* _Task directions_: Below are the entries; state how many of their lines contain the string "text", and nothing more.

Collected data entries
= = = = =

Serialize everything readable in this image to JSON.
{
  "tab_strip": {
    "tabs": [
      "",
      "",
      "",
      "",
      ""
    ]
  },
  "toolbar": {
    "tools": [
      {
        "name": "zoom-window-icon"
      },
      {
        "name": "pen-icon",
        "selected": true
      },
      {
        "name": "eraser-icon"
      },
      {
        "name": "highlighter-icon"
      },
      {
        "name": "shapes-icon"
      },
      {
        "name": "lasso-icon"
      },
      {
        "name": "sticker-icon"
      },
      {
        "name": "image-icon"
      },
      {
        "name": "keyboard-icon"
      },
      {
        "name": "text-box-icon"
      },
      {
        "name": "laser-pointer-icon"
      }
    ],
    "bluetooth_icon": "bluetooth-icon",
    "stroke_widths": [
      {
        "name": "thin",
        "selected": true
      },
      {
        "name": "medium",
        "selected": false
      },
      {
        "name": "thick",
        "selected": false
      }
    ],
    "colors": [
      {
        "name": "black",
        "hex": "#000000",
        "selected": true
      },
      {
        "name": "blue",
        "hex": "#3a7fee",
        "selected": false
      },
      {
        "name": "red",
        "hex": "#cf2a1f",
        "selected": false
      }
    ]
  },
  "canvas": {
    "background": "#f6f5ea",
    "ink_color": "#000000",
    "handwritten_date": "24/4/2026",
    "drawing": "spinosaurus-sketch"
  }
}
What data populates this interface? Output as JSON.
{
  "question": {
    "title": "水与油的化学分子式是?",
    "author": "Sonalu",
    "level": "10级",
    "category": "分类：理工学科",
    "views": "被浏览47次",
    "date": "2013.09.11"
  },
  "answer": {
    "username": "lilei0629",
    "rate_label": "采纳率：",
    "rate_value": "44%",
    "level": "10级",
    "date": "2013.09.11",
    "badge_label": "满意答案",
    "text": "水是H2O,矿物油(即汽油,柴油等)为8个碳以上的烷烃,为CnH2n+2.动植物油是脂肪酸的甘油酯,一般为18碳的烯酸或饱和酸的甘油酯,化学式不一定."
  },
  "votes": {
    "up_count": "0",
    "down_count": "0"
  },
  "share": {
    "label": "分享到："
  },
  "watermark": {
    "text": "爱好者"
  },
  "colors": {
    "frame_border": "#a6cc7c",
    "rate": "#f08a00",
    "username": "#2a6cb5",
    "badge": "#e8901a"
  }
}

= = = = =

* _Task solution_: 3